== What is being asked ==
This task calls for copying each line below that contains "mensagem".

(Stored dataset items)
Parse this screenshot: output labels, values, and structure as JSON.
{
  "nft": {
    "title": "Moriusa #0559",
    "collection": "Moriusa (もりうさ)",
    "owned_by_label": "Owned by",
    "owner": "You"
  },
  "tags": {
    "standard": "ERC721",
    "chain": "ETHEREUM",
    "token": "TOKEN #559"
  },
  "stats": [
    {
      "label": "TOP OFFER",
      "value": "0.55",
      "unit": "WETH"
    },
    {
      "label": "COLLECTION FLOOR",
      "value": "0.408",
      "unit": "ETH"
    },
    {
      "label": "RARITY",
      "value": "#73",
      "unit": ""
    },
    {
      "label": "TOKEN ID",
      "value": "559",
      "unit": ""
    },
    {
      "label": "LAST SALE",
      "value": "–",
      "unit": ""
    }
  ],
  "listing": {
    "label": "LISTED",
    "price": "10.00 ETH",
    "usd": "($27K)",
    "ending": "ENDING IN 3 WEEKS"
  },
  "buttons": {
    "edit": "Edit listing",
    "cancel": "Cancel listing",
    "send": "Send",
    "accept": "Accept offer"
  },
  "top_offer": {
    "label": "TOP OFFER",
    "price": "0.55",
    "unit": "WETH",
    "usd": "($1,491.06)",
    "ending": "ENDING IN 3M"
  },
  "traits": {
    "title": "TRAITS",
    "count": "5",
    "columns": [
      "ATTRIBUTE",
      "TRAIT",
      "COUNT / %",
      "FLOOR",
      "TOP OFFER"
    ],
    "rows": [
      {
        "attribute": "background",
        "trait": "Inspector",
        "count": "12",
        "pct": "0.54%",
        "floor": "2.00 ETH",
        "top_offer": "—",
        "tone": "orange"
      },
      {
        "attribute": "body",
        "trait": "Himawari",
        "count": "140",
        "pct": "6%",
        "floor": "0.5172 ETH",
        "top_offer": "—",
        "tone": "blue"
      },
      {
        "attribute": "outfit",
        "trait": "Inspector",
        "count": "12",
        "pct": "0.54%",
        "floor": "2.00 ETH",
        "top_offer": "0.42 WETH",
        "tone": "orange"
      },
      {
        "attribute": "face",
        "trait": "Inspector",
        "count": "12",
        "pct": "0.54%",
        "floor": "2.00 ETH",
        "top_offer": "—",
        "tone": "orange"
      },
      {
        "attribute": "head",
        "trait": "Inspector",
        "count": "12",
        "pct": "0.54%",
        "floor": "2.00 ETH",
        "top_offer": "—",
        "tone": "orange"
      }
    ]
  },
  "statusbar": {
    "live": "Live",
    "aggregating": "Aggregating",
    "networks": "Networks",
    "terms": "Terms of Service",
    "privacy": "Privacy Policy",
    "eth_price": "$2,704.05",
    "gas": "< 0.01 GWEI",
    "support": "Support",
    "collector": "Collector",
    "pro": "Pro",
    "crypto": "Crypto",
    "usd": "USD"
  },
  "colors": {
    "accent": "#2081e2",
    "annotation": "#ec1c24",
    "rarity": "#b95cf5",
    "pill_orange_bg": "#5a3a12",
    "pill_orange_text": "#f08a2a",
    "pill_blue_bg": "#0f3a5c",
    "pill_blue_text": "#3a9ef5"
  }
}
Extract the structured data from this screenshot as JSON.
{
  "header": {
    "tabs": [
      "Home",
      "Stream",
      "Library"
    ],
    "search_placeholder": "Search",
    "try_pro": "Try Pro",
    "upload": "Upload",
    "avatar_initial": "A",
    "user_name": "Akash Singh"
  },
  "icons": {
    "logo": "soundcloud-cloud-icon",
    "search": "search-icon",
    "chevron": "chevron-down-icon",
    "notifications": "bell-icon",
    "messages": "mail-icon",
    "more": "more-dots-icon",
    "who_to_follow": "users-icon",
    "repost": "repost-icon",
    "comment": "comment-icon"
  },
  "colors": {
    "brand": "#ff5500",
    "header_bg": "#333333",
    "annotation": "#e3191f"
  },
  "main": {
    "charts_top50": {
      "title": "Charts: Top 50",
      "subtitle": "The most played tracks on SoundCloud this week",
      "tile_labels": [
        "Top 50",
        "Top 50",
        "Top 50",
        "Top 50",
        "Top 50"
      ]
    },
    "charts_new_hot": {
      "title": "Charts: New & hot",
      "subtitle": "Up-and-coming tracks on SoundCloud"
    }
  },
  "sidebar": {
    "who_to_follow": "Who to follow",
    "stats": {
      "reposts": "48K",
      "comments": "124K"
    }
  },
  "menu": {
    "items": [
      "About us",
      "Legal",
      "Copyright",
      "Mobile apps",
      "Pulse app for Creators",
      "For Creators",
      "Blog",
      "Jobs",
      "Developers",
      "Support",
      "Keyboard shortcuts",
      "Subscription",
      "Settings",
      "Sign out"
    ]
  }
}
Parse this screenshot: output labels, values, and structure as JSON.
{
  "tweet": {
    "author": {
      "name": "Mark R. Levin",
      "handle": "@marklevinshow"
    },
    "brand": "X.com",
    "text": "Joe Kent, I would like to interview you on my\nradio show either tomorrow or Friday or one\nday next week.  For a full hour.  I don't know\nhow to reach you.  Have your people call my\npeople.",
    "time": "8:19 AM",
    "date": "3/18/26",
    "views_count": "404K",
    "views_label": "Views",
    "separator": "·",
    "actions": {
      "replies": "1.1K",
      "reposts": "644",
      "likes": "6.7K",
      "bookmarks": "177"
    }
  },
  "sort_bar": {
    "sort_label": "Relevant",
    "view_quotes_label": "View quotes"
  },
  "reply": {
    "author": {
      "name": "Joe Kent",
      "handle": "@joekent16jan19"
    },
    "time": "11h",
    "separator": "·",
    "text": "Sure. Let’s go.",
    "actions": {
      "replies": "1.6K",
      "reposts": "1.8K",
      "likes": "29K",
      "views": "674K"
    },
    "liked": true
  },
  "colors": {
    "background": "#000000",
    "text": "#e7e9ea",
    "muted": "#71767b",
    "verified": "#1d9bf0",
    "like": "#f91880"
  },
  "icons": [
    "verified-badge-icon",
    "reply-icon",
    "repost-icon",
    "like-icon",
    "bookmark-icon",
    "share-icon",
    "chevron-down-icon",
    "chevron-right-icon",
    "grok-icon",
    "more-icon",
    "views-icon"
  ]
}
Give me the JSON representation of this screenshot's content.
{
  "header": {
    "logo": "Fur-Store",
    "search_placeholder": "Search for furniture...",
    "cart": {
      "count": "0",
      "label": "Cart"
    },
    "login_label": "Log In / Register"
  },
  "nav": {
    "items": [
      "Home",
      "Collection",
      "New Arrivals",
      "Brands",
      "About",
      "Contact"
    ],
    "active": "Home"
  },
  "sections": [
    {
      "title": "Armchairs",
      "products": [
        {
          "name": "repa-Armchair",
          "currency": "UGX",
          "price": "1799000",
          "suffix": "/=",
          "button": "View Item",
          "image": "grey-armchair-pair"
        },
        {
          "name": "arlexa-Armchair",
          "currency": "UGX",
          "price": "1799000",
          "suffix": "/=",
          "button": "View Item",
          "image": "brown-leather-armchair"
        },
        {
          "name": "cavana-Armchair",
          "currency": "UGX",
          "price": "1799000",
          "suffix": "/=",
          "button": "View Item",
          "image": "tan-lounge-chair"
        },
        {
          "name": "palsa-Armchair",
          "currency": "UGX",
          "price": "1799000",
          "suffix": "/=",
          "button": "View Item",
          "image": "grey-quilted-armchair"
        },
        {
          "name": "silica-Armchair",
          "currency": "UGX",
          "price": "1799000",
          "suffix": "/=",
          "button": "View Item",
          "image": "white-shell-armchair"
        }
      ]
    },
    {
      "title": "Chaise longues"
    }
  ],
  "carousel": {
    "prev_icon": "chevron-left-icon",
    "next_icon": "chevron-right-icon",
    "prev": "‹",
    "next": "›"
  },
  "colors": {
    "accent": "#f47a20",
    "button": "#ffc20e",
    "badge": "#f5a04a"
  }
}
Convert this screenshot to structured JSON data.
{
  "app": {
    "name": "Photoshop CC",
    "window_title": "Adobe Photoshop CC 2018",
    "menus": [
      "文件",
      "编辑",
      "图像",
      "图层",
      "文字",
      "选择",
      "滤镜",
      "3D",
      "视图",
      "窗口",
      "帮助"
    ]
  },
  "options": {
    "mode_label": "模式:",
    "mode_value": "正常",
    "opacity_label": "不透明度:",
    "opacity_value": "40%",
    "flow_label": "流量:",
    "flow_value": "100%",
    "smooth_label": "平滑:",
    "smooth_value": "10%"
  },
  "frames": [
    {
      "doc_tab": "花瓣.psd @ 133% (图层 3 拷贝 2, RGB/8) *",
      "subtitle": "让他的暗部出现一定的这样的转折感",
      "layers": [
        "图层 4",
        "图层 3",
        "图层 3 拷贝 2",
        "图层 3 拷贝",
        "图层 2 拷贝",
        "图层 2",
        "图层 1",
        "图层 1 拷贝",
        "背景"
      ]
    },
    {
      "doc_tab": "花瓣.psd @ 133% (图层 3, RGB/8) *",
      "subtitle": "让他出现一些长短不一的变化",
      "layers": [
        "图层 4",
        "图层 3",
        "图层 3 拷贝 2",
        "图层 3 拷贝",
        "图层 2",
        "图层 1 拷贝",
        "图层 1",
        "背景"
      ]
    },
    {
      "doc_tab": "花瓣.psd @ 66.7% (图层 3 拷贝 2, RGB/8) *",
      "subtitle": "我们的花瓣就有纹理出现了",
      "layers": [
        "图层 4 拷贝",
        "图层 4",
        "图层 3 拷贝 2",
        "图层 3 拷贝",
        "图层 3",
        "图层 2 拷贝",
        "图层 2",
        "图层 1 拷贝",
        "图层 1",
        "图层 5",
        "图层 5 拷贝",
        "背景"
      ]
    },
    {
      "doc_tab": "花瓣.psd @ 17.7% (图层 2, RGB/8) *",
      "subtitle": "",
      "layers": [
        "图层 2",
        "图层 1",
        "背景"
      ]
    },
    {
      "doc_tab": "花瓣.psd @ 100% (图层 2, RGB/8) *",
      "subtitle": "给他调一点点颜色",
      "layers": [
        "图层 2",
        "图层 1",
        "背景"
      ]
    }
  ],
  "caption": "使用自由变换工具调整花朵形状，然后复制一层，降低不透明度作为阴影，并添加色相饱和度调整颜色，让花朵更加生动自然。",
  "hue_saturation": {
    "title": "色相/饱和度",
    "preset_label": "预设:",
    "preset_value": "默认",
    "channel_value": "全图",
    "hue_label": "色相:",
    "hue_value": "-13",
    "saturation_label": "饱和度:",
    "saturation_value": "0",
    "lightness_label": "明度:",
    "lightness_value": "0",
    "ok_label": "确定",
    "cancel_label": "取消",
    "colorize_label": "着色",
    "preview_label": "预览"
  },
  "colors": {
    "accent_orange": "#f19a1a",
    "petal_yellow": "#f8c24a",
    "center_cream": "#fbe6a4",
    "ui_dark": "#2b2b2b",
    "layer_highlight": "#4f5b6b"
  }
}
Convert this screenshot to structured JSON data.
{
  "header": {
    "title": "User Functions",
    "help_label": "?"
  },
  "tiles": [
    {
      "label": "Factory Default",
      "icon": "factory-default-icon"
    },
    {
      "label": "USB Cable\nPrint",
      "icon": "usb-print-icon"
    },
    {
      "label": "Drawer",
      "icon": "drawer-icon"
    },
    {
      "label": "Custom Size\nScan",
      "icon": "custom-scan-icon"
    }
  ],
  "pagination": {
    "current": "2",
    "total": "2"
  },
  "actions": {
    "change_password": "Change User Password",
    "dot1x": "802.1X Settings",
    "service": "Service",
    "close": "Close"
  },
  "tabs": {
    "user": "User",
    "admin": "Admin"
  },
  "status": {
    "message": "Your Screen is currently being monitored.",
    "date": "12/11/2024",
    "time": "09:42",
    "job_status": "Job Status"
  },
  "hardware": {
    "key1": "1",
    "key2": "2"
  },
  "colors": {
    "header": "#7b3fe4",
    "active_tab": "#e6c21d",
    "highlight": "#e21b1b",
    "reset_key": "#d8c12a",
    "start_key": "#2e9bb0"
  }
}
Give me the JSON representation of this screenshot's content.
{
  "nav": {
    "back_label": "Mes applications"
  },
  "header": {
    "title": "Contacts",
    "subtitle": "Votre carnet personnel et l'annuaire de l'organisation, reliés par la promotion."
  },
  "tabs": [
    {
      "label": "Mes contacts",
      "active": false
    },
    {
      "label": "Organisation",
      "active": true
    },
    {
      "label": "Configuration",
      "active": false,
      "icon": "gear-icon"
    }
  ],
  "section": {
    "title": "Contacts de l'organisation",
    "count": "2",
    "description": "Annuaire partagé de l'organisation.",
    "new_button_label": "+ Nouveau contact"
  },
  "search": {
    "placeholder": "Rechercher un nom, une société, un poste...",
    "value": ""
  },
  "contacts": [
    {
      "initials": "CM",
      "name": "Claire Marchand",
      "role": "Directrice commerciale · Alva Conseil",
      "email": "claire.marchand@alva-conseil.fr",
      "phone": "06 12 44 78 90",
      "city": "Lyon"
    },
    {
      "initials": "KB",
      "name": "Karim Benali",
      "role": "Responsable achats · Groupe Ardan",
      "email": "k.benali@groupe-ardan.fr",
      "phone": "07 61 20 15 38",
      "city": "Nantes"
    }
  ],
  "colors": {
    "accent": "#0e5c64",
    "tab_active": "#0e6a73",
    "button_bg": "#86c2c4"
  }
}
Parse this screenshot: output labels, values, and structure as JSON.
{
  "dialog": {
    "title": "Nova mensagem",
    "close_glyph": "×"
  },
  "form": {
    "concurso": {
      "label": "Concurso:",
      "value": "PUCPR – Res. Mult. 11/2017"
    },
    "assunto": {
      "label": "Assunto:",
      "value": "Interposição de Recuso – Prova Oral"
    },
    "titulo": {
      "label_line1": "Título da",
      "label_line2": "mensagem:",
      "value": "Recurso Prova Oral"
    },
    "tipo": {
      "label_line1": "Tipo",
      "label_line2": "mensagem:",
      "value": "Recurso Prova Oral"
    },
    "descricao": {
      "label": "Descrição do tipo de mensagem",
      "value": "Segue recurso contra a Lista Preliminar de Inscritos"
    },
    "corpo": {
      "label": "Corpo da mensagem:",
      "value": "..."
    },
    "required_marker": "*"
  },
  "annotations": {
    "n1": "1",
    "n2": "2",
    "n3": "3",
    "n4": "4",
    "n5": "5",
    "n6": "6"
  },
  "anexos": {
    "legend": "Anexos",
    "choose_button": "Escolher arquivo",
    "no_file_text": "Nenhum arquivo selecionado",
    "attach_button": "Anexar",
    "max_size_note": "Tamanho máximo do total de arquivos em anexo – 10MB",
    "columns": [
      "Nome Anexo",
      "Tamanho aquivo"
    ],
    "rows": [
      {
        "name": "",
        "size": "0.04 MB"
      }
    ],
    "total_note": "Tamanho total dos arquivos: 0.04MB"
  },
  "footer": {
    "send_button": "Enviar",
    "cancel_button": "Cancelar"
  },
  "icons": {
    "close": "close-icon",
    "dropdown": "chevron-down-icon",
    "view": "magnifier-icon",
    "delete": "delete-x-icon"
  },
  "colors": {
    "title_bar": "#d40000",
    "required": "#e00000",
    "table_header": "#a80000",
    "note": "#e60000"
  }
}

== Solution to this problem ==
    "title": "Nova mensagem",
      "label_line2": "mensagem:",
      "label_line2": "mensagem:",
      "label": "Descrição do tipo de mensagem",
      "label": "Corpo da mensagem:",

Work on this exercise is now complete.